My background is in design, a lot of tech stuff, so that’s where I’m coming from originally. I take that design discipline to cheese. The four pillars of my cheese are: flavor, aroma, presentation and texture. I change the balance to come up with something new. We have 5,000 years of cheese history. And whether it’s a spreadable quark or Parmesan, cheese all shares a similar process of fermenting milk, coagulating it and then salting the coagulant. There are so many different types of cheese, and they all share this one thing in common.
I feel like bacteria and enzymes are like colors and milk is the canvas. We’re not done with all the paintings in this world, and I feel like cheese is like that. You can be creative, you can be local, you can ask the question: What makes cheese cheese? I don’t think the world needs another producer of cheddar and mozzarella, that’s not who we are in America. We’re a melting pot of all these different cultures, and we also live in this really interesting time where a cheesemaker can learn all these disciplines and have access to all these bacterias. We’re not limited like someone living 100 years ago who made feta in Greece, who probably didn’t recognize Parmesan from Italy.
Now, everyone can taste everything. These traditional limitations aren’t a thing anymore, we can make whatever we want. There’s no tradition of protecting our historical cheese in America, because we don’t have any. We can explore the design from the beginning. For instance, there’s a cheese I make that’s coagulated with thistle flowers, which have an enzyme that coagulates milk. This method goes back to the Roman Empire and is still used in Portugal and Spain. I use a lactic bacteria and make it like an Alpine Robila — it’s a total mishmash, and not the way it’s traditionally supposed to be made. But when you taste it, you like it even if you don’t know why, and you haven’t had anything like it before. It’s time to claim our own tradition here in America in 2021. The point is to make American originals.

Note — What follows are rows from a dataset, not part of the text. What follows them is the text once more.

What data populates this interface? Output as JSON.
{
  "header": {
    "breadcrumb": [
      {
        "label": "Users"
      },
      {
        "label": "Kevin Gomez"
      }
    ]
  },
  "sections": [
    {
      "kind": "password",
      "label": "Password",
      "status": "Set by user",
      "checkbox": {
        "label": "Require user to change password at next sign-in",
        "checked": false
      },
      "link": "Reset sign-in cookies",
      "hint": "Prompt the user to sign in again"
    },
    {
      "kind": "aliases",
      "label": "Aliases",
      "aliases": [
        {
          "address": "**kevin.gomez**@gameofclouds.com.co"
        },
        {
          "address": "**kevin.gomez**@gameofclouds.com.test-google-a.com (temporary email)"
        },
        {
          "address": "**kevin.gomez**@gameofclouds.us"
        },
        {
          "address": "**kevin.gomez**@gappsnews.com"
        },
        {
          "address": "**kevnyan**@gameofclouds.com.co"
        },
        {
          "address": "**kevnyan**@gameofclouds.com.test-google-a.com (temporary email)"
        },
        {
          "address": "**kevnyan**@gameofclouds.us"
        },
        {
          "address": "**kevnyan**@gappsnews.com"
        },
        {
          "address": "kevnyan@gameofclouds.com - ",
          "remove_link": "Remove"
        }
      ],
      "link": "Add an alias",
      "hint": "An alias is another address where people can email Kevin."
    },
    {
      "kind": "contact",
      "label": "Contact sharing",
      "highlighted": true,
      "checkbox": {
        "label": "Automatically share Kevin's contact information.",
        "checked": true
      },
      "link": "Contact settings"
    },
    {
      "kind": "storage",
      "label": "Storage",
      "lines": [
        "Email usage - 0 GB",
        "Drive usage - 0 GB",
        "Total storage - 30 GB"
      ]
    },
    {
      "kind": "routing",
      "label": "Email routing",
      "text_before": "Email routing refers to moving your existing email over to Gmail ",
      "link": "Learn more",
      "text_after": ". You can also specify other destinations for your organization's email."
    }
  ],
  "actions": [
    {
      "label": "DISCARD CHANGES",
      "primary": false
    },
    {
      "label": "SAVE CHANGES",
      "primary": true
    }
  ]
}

There is so much money and resources spent on delivering the promise of giving the consumers the same product over and over again. The milk changes though. It wants to tell you a story, don’t tell it to shut up and that your story is better. If you’re tired of eating the same cheese over and over again, imagine how tired the milk is. Part of this way of making cheese is that I don’t have to chase and use all our resources to accomplish consistency. I’m going to be chasing the seasons instead. That means at least two pieces per season, so that makes eight cheeses per year, with a lot of special batches in between. Some cheese will come back and visit when the season is right, some will be one-offs. The idea is to create the brand that has the promise of good cheese no matter what.
Find Perrystead Dairy at 1639 N Hancock St., Unit 103 in Philadelphia.
- Yoav Perry and cheese salting photos: Jamie Alvarez
- All other photos: Courtesy of Perrystead Dairy